Compounding the exchange rate factor is also the decline in oil prices which is expected to offset exchange related losses in the U.S.  A good example is the airlines industry whose exchange rate losses from overseas sales has been tempered with lower oil prices.

Wall Street
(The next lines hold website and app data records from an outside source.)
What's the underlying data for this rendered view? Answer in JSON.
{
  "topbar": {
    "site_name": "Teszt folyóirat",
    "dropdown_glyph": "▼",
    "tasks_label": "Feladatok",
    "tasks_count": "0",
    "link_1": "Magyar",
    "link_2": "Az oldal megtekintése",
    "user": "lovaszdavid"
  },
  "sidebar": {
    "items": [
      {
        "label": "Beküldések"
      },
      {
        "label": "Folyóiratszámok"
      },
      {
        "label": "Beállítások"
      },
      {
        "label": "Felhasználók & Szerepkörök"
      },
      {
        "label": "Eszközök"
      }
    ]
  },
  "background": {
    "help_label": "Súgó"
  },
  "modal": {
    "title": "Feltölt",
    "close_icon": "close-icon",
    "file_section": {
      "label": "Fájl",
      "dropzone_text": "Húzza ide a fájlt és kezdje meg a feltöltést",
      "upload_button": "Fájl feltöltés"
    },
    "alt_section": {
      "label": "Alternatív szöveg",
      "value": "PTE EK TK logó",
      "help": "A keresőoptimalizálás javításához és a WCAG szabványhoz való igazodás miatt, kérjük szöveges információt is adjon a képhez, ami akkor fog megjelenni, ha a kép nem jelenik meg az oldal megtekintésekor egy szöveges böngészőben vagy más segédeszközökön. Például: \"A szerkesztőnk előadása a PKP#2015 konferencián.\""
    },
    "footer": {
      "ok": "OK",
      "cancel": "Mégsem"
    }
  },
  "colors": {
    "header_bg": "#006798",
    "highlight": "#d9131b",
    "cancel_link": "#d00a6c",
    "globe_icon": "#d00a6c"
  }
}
For foreign investments currently in the U.S., the news is good because they will be able to repatriate more earnings back home. Yet it might be premature for foreign investors to repatriate because the U.S. economy is showing robust growth and the dollar is unlikely to depreciate in the near future. In addition, if the Fed increases interest rates as expected, the dollar may even get stronger and enhance returns. The dollar is likely to decline only when Europe recovers and China and India stabilize, the three major drivers of global growth.  Risk-averse investors could invest in short-term or very liquid instruments for quick repatriation if there are signs of pressure on the dollar.

For new investors, investing in the U.S. is going to more expensive compared to a year ago. However, they face the same choices as above: invest in declining markets or invest in a strengthening U.S. market. All foreign investors will have to keep an eye for signs of a possible long-term depreciation of the dollar.

U.S firm’s overseas cash balances
One impact of the rising dollar that has not been reported widely is the decline in the value of corporate cash holdings of U.S. companies held overseas. A recent estimate by Bloomberg puts the total cash holdings parked overseas at $2.1 trillion.[2] Some cash is genuinely needed for overseas expansion but many CEOS have confirmed that the excess cash left overseas was for tax reasons. In hindsight, this may not have been a wise move since the strong dollar has reduced ts value.

We will highlight the loss using an example of €10 billion excess cash parked in Europe.  Assume the exchange rate was $1.35/€ a year ago. If we assume the company paid taxes of 15% on overseas income and are subject to approximately 20% tax upon return to the U.S., the change in value is as follows:[3]

Prior to dollar decline
Tax bill:= €10 billion x 1.35 = $13.5 billion x 0.20 =$2.70 billion
Cash available to shareholders = $10.80 billion

After dollar decline at 20% tax
Tax bill: €10 billion x 1.05 = $10.5 billion x 0.20 =$2.10 billion
Cash available to shareholders = $8.40 billion (loss of 22.22%)

Companies were hoping for a tax break similar to the one offered in 2004 when corporations were allowed to repatriate overseas cash back to the U.S. for a one-time 5.25% tax. Unfortunately, even if that was offered today, the cash available to shareholders will still be lower by 7.89% as shown below.

After dollar decline at 5.25% tax
Tax bill: €10 billion x 1.35 = $10.5 billion x 0.0525 =$551.25 million
Cash available to shareholders  = $9.948 billion (loss of 7.89%)

The Obama administration is unlikely to offer any such tax break. Although most firms hedge overseas operating cash flows, it is unlikely they would have hedged cash holdings. To get a sense of the loss, take the example of two companies holding the largest cash overseas, GE at $119 billion and Microsoft at $93b at year-end 2014. The reduction in value is $23.8 billion and $18.6 billion, respectively, if we assume an average 20% rise in the value of the dollar. That is a big chunk of a loss to shareholders!

[1] It first breached the parity on July 16, 2002 and then fell back and breached again in November 6, 2002. However, since December 5, 2002, it has not fallen below parity. Source:

[2] Bloomberg analyzed the balance sheet of 299 firms for this estimate.

[3] We ignore withholding taxes imposed by some countries on dividend repatriations.